- Problem description
Check every line of the following material for the word "Katherine", then say how many have it, with no other words.

- Provided material

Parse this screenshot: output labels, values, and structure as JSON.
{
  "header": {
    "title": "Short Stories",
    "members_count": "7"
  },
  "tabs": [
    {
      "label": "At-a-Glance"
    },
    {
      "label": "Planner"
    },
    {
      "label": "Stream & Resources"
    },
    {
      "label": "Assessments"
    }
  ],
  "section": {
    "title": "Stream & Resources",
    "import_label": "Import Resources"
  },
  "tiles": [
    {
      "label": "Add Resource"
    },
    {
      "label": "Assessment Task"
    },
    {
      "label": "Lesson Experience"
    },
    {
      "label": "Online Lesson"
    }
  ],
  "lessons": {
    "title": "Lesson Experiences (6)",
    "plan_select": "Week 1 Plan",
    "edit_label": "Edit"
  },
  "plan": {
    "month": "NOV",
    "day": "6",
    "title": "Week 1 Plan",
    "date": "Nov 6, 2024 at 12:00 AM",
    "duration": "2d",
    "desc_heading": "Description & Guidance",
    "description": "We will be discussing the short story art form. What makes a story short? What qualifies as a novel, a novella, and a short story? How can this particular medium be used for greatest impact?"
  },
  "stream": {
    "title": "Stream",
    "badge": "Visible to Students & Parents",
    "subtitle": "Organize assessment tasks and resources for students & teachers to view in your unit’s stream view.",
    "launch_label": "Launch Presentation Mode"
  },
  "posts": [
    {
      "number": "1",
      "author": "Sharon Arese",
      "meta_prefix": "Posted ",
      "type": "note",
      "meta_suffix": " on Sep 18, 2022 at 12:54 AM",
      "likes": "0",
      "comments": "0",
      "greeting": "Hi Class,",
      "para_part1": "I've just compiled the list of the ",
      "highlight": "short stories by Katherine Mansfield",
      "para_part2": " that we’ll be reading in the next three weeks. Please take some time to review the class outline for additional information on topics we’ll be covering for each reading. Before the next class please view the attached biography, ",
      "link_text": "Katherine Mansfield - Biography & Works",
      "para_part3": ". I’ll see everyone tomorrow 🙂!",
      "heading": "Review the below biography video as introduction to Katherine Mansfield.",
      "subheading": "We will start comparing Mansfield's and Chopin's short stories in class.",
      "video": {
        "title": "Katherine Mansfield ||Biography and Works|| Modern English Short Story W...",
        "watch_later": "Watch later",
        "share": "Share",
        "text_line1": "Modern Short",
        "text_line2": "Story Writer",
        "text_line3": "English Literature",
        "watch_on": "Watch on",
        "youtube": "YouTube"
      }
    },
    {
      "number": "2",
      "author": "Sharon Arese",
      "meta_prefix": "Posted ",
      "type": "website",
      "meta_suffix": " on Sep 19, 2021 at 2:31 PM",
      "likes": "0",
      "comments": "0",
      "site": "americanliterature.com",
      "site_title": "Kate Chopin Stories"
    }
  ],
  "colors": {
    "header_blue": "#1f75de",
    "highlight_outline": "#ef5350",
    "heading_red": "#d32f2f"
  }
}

- Exercise result
4